MATERIAL FOR THIS TASK Start Marker

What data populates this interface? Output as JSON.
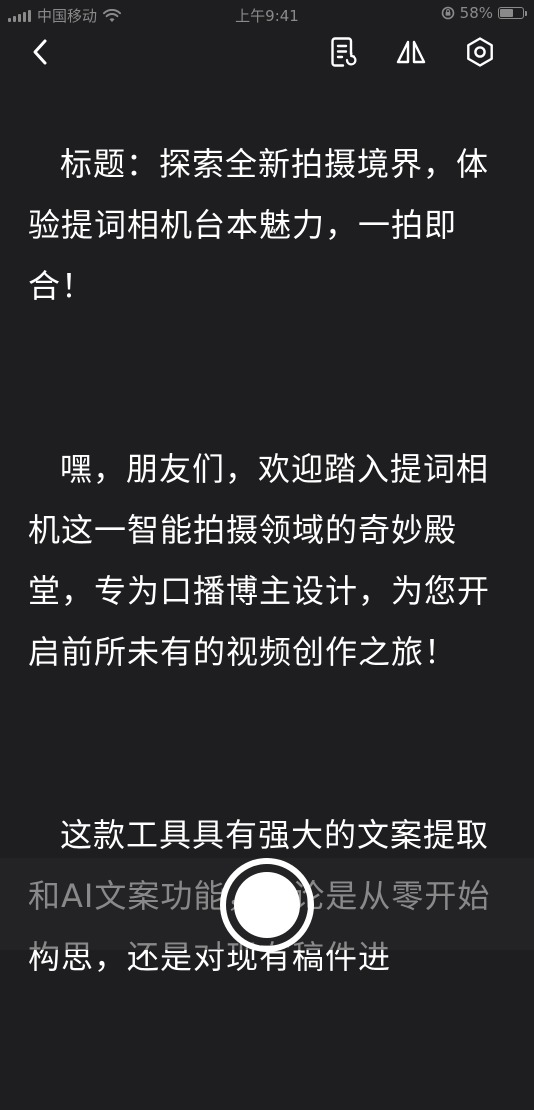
{
  "status_bar": {
    "carrier": "中国移动",
    "time": "上午9:41",
    "battery": "58%",
    "battery_level": 0.58
  },
  "toolbar": {
    "back_icon": "chevron-left-icon",
    "script_icon": "document-edit-icon",
    "mirror_icon": "mirror-flip-icon",
    "settings_icon": "gear-icon"
  },
  "script": {
    "paragraphs": [
      "标题：探索全新拍摄境界，体验提词相机台本魅力，一拍即合！",
      "嘿，朋友们，欢迎踏入提词相机这一智能拍摄领域的奇妙殿堂，专为口播博主设计，为您开启前所未有的视频创作之旅！",
      "这款工具具有强大的文案提取和AI文案功能，无论是从零开始构思，还是对现有稿件进"
    ]
  },
  "colors": {
    "background": "#1e1e20",
    "text": "#ffffff",
    "status_text": "#8a8a8a"
  }
}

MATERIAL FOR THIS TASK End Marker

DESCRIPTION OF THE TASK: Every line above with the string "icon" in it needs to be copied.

RESULT OF THE EXERCISE:
    "back_icon": "chevron-left-icon",
    "script_icon": "document-edit-icon",
    "mirror_icon": "mirror-flip-icon",
    "settings_icon": "gear-icon"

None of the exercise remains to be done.